For v8.x DBs:

select count(distinct
substr(rowid,10,6)||substr(rowid
from ;

Replace with your table name. T


will produce a total of blocks th
have been used by the data in th
table, simply multiply the figure
your block size to get the actual
figure.

Adjustment of
scripts following
Summary:
de-support of
svrmgrl.
Oracle has
announced future
desupport of
svrmgrl. You may
ask yourself, self,
how am I going to
adjust my scripts
to SQLPLUS and
include the
shutdown/startup
stuff.
Description: Use the following
command:

sqlplus
/nolog
SQL>connect
internal;
connected
SQL>shutdown
immediate;
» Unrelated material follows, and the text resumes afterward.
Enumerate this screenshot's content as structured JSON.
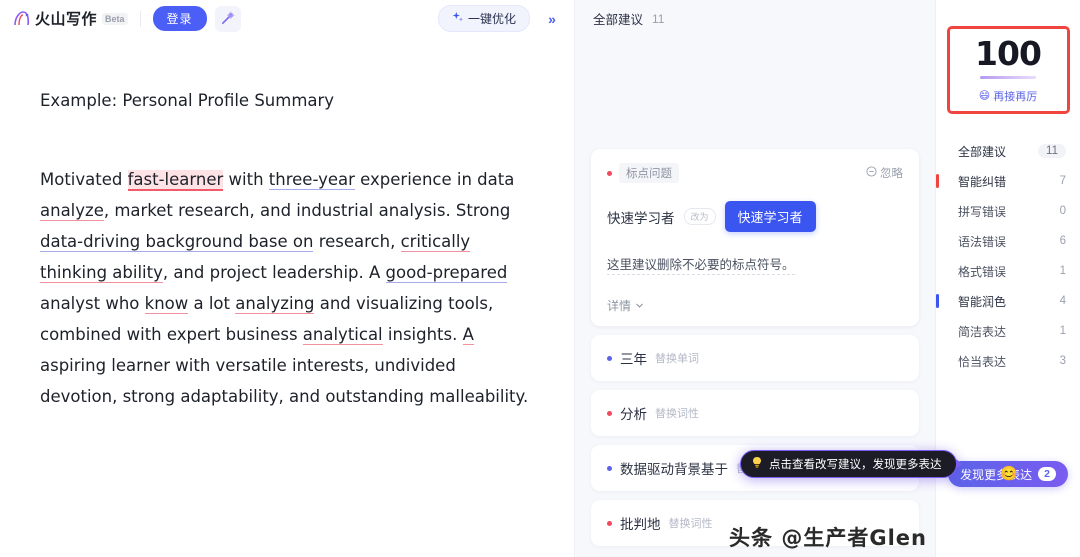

Cool huh!

How can I write a message to the


Summary: ORACLE Alert log from a
PL/SQL program?
Description: Use the following pl/sql:

dbms_system.ksdwrt(2,'A line of
text');

Will write the text to the alert


log.

Use 1 instead of 2 to write to the


trace file

Use 3 to write to both.

Thanks to: Jonathan Lewis

Yet another Oracle-related web


site:
http://www.jlcomp.demon.co.uk

Summary:

Description:
Summary:

Description:

Summary:

Description:

Summary:

Description:
Summary:

Description:

Summary: Oracle8 installation creates a new account, tracesvr/trace, with SELECT A


The Oracle8 install has provided a very dangerous back door. It creates a
Trace. The new account is TRACESVR, and the default password is well-
Description: account is granted SELECT ANY TABLE.

This feature was discovered on a V8.0.6 install.


Summary: SQL Loader parameters when fields contain line feeds or carriage returns
Description: SQL Loader control files use line feed or CR to signify the end of the reco
entry of these characters (most commonly as part of a description or text f
encounters these line feeds, it assumes the end of the record and generates
To get around this:
1. when you generate the ascii file, put a field delimiter after each column
character as the delimiter.

2. in the SQL Loader control file, add the line:


continueif last !='|'

This will cause SQL Loader to correctly interpret data where line feeds or
CRs are a legitimate part of the data.
Summary: SQL Loader parameters when fields contain line feeds or carriage returns
SQL Loader control files use line feed or CR to signify the end of the reco
entry of these characters (most commonly as part of a description or text f
encounters these line feeds, it assumes the end of the record and generates

To get around this:


1. when you generate the ascii file, put a field delimiter after each column
Description: character as the delimiter.

2. in the SQL Loader control file, add the line:


continueif last !='|'

This will cause SQL Loader to correctly interpret data where line feeds or
CRs are a legitimate part of the data.
Summary: Stored procedure to recompile schema
Description: EXEC DBMS_UTILITY.COMPILE_SCHEMA( 'schema-name' );